THE SAFE PLACE is all about fire: a wildfire that threatens to engulf a small country town and a serial killer who uses fire to cover up his crimes. I chose to set the story in Washington because I know the state well and because the Pacific Northwest has suffered from terrifying wildfires recently. I live in Australia, but I set my thrillers in countries all over the world. It keeps my writing fresh, and it enables me to choose the right locations for each particular story.

In the lead-up to Christmas 2019 and into early 2020 it seemed as if Australia was on fire. People I know lost their homes. Whole communities were wiped out. Wildlife and trees for thousands of hectares were obliterated. I vividly remember waking up one morning to find the sky was the color of a bruised peach and everything was covered in ash: windowsills, cars, trees. I have friends who are volunteer firefighters, and they told me of the horrors they saw fighting the wildfires, and they also told me about house fires and how quickly they spread. It was relatively easy to use my personal experience to create the world of fire in THE SAFE PLACE. I spoke to a volunteer firefighter in Washington State, and he helped me with local firefighter terminology and understanding fire-fighting equipment.

Are Jessie’s and Ruth’s stories finished, or can readers expect to see them pop up again?

Spoiler alert: I leave the end of the book with both characters starting new and happier lives. Depending on how well THE SAFE PLACE is received by readers, there may be a sequel. I would certainly love to write it.

What attracts you to this book’s genre?     

The emotional rollercoaster ride. The plot twists. The complex and intriguing characters. The puzzles that need solving. The dramatic climax. Yup, I love thrillers!

In addition to thrillers, you also write cozy mysteries. Are there any other genres that you’re curious to try?

I write cozy mysteries as Louisa Bennet. In fact, I have a new dog detective mystery about to be released, The Bone Ranger, published by Clan Destine Press. It’s about a dog who solves crimes that “hoomans” can’t, and the dog, Monty, is the main narrator. The secondary narrator is Rose Sidebottom, who is struggling to prove that she can make it as a detective. It’s fun and uplifting, and very different from my thrillers. When I write the dog detective mysteries, I find I’m smiling to myself. They are a salve to the darker tone of my thrillers. I don’t think I’ll have the time to explore any new genres in 2022 because I have another cozy being published, as well as three crime-thrillers.

What is your favorite part of the writing process and why?

My favorite part of the writing process is the very beginning. Coming up with the ideas, plotting the novel, and then writing the first draft. It’s like starting out on an adventure and you’re not quite sure how it will pan out. It’s a real thrill.

No spoilers, but what can you tell us about your book that we won’t find in the jacket copy or the PR material?       

Bartie, the central character’s rescued golden retriever, is based on a real dog who passed away recently, and I wanted Bartie to live on in this book.

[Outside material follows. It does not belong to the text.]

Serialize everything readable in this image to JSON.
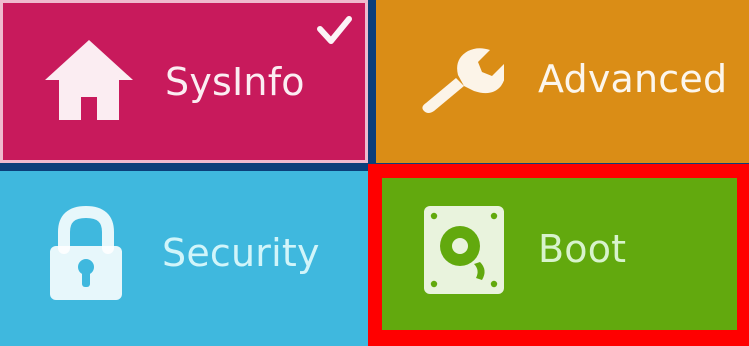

He was a loyal and loving friend to his owner, just as Bartie is to Jessie Lewis in THE SAFE PLACE.

Can you tell us what you’re working on next?

I’m writing a new dog detective mystery as Louisa Bennet and three crime-thrillers/police procedurals as L.A. Larkin—a new series that will start to appear at the end of 2022.


L.A. Larkin’s crime-thrillers have won her fans all over the world. Described as a superb “chiller thriller’” writer by Marie Claire magazine and praised by the king of crime, Lee Child, Louisa likes to write stories with lots of plot twists and characters that surprise. She has a Bachelor of Arts in Literature and teaches creative writing at the Australian Writers’ Centre. She has been on the organizing committees of the prestigious Ned Kelly Awards and Sisters In Crime Australia. Born in England, she lives in Australia and sets her current novels in America.

To learn more about the author and her work, please visit her website.